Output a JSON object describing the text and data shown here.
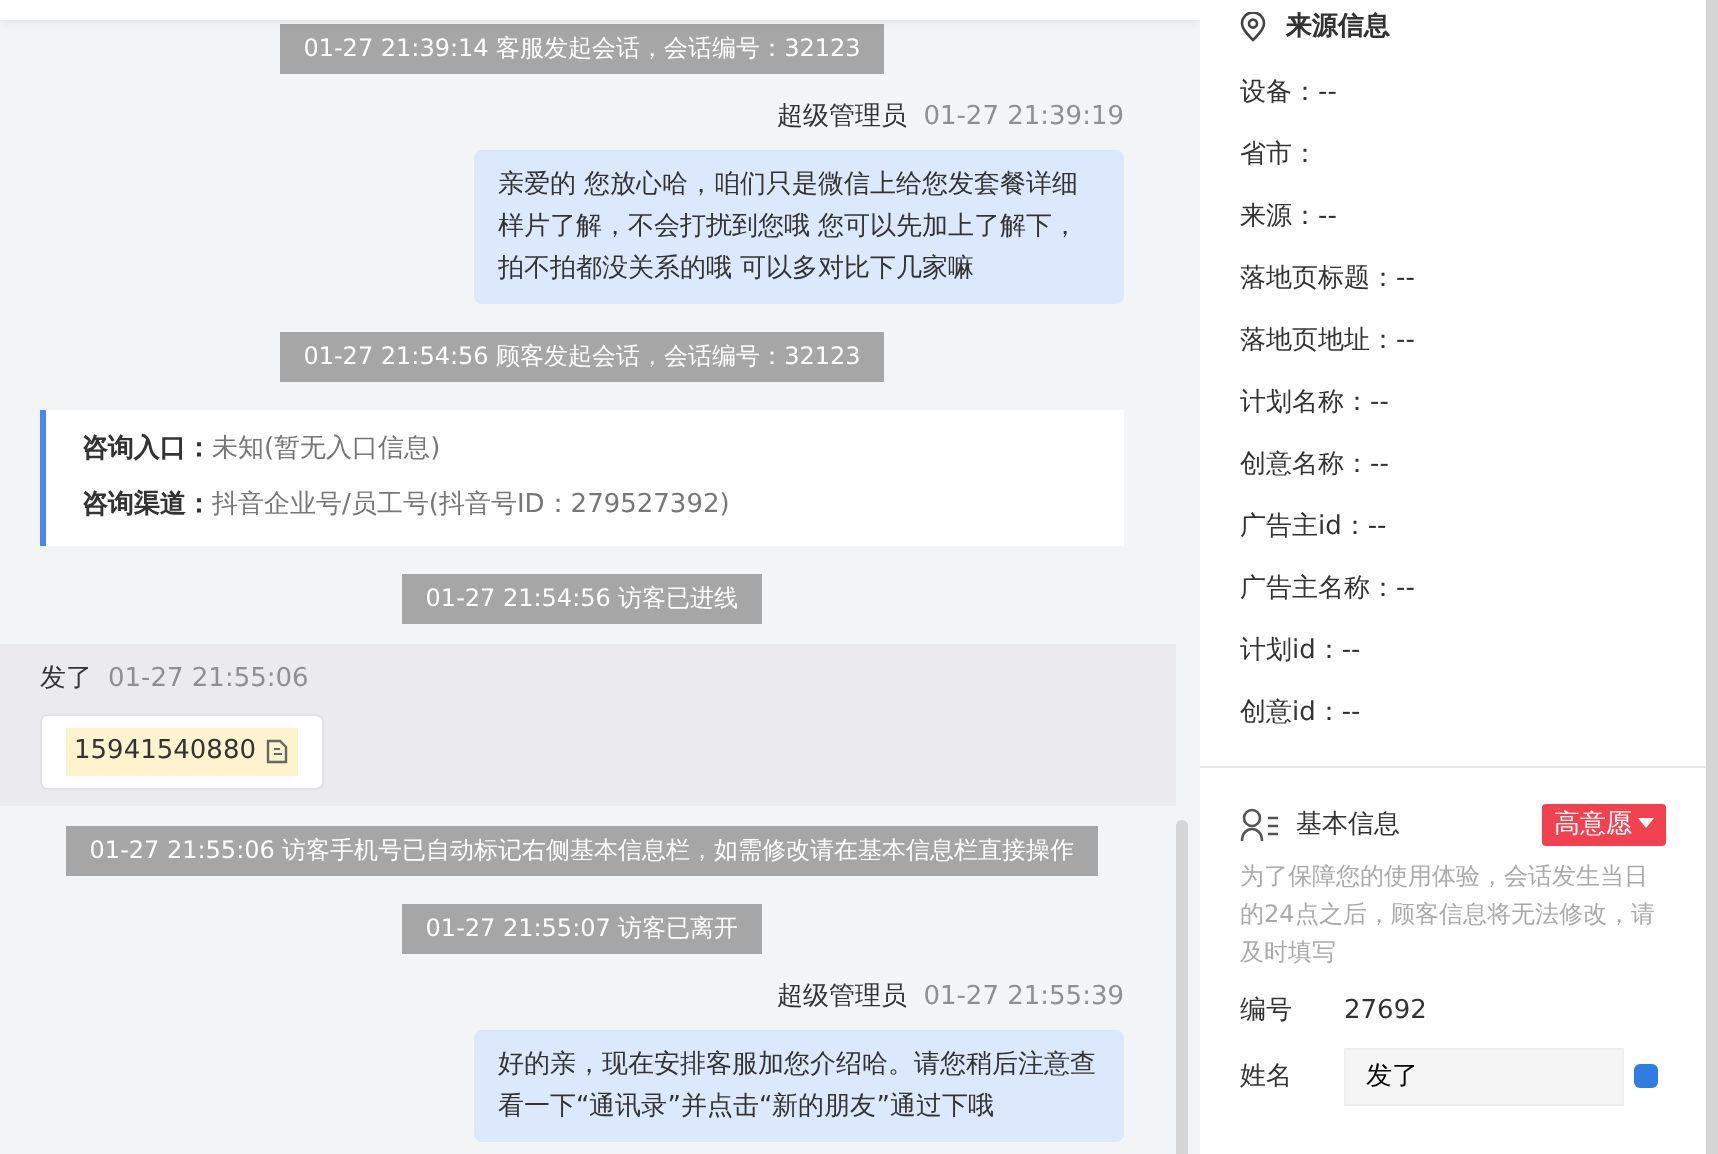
{
  "chat": {
    "messages": [
      {
        "kind": "system",
        "text": "01-27 21:39:14 客服发起会话，会话编号：32123"
      },
      {
        "kind": "agent",
        "sender": "超级管理员",
        "time": "01-27 21:39:19",
        "text": "亲爱的 您放心哈，咱们只是微信上给您发套餐详细样片了解，不会打扰到您哦 您可以先加上了解下，拍不拍都没关系的哦 可以多对比下几家嘛"
      },
      {
        "kind": "system",
        "text": "01-27 21:54:56 顾客发起会话，会话编号：32123"
      },
      {
        "kind": "info",
        "rows": [
          {
            "label": "咨询入口：",
            "value": "未知(暂无入口信息)"
          },
          {
            "label": "咨询渠道：",
            "value": "抖音企业号/员工号(抖音号ID：279527392)"
          }
        ]
      },
      {
        "kind": "system",
        "text": "01-27 21:54:56 访客已进线"
      },
      {
        "kind": "visitor",
        "sender": "发了",
        "time": "01-27 21:55:06",
        "phone": "15941540880"
      },
      {
        "kind": "system",
        "text": "01-27 21:55:06 访客手机号已自动标记右侧基本信息栏，如需修改请在基本信息栏直接操作"
      },
      {
        "kind": "system",
        "text": "01-27 21:55:07 访客已离开"
      },
      {
        "kind": "agent",
        "sender": "超级管理员",
        "time": "01-27 21:55:39",
        "text": "好的亲，现在安排客服加您介绍哈。请您稍后注意查看一下“通讯录”并点击“新的朋友”通过下哦"
      }
    ]
  },
  "source_info": {
    "title": "来源信息",
    "rows": [
      "设备：--",
      "省市：",
      "来源：--",
      "落地页标题：--",
      "落地页地址：--",
      "计划名称：--",
      "创意名称：--",
      "广告主id：--",
      "广告主名称：--",
      "计划id：--",
      "创意id：--"
    ]
  },
  "basic_info": {
    "title": "基本信息",
    "intent": "高意愿",
    "note": "为了保障您的使用体验，会话发生当日的24点之后，顾客信息将无法修改，请及时填写",
    "fields": [
      {
        "kind": "text",
        "label": "编号",
        "value": "27692"
      },
      {
        "kind": "input",
        "label": "姓名",
        "value": "发了"
      }
    ]
  }
}
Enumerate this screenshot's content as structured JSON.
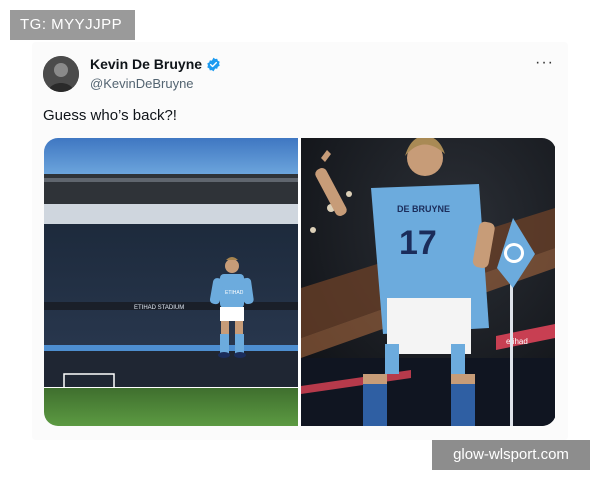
{
  "overlay": {
    "tag": "TG: MYYJJPP",
    "watermark": "glow-wlsport.com"
  },
  "tweet": {
    "author_name": "Kevin De Bruyne",
    "handle": "@KevinDeBruyne",
    "text": "Guess who’s back?!",
    "more_label": "···",
    "verified_color": "#1d9bf0"
  },
  "images": {
    "left": {
      "stadium_text": "ETIHAD STADIUM",
      "shirt_text": "ETIHAD"
    },
    "right": {
      "shirt_name": "DE BRUYNE",
      "shirt_number": "17",
      "board_text": "etihad"
    }
  },
  "colors": {
    "city_blue": "#6cabdd",
    "pitch_green": "#4e8a3a"
  }
}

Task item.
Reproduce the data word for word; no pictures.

Answer area.
Output a JSON object describing the text and data shown here.
{
  "chat": {
    "messages": [
      {
        "kind": "system",
        "text": "01-27 21:39:14 客服发起会话，会话编号：32123"
      },
      {
        "kind": "agent",
        "sender": "超级管理员",
        "time": "01-27 21:39:19",
        "text": "亲爱的 您放心哈，咱们只是微信上给您发套餐详细样片了解，不会打扰到您哦 您可以先加上了解下，拍不拍都没关系的哦 可以多对比下几家嘛"
      },
      {
        "kind": "system",
        "text": "01-27 21:54:56 顾客发起会话，会话编号：32123"
      },
      {
        "kind": "info",
        "rows": [
          {
            "label": "咨询入口：",
            "value": "未知(暂无入口信息)"
          },
          {
            "label": "咨询渠道：",
            "value": "抖音企业号/员工号(抖音号ID：279527392)"
          }
        ]
      },
      {
        "kind": "system",
        "text": "01-27 21:54:56 访客已进线"
      },
      {
        "kind": "visitor",
        "sender": "发了",
        "time": "01-27 21:55:06",
        "phone": "15941540880"
      },
      {
        "kind": "system",
        "text": "01-27 21:55:06 访客手机号已自动标记右侧基本信息栏，如需修改请在基本信息栏直接操作"
      },
      {
        "kind": "system",
        "text": "01-27 21:55:07 访客已离开"
      },
      {
        "kind": "agent",
        "sender": "超级管理员",
        "time": "01-27 21:55:39",
        "text": "好的亲，现在安排客服加您介绍哈。请您稍后注意查看一下“通讯录”并点击“新的朋友”通过下哦"
      }
    ]
  },
  "source_info": {
    "title": "来源信息",
    "rows": [
      "设备：--",
      "省市：",
      "来源：--",
      "落地页标题：--",
      "落地页地址：--",
      "计划名称：--",
      "创意名称：--",
      "广告主id：--",
      "广告主名称：--",
      "计划id：--",
      "创意id：--"
    ]
  },
  "basic_info": {
    "title": "基本信息",
    "intent": "高意愿",
    "note": "为了保障您的使用体验，会话发生当日的24点之后，顾客信息将无法修改，请及时填写",
    "fields": [
      {
        "kind": "text",
        "label": "编号",
        "value": "27692"
      },
      {
        "kind": "input",
        "label": "姓名",
        "value": "发了"
      }
    ]
  }
}
Enumerate this screenshot's content as structured JSON.
{
  "overlay": {
    "tag": "TG: MYYJJPP",
    "watermark": "glow-wlsport.com"
  },
  "tweet": {
    "author_name": "Kevin De Bruyne",
    "handle": "@KevinDeBruyne",
    "text": "Guess who’s back?!",
    "more_label": "···",
    "verified_color": "#1d9bf0"
  },
  "images": {
    "left": {
      "stadium_text": "ETIHAD STADIUM",
      "shirt_text": "ETIHAD"
    },
    "right": {
      "shirt_name": "DE BRUYNE",
      "shirt_number": "17",
      "board_text": "etihad"
    }
  },
  "colors": {
    "city_blue": "#6cabdd",
    "pitch_green": "#4e8a3a"
  }
}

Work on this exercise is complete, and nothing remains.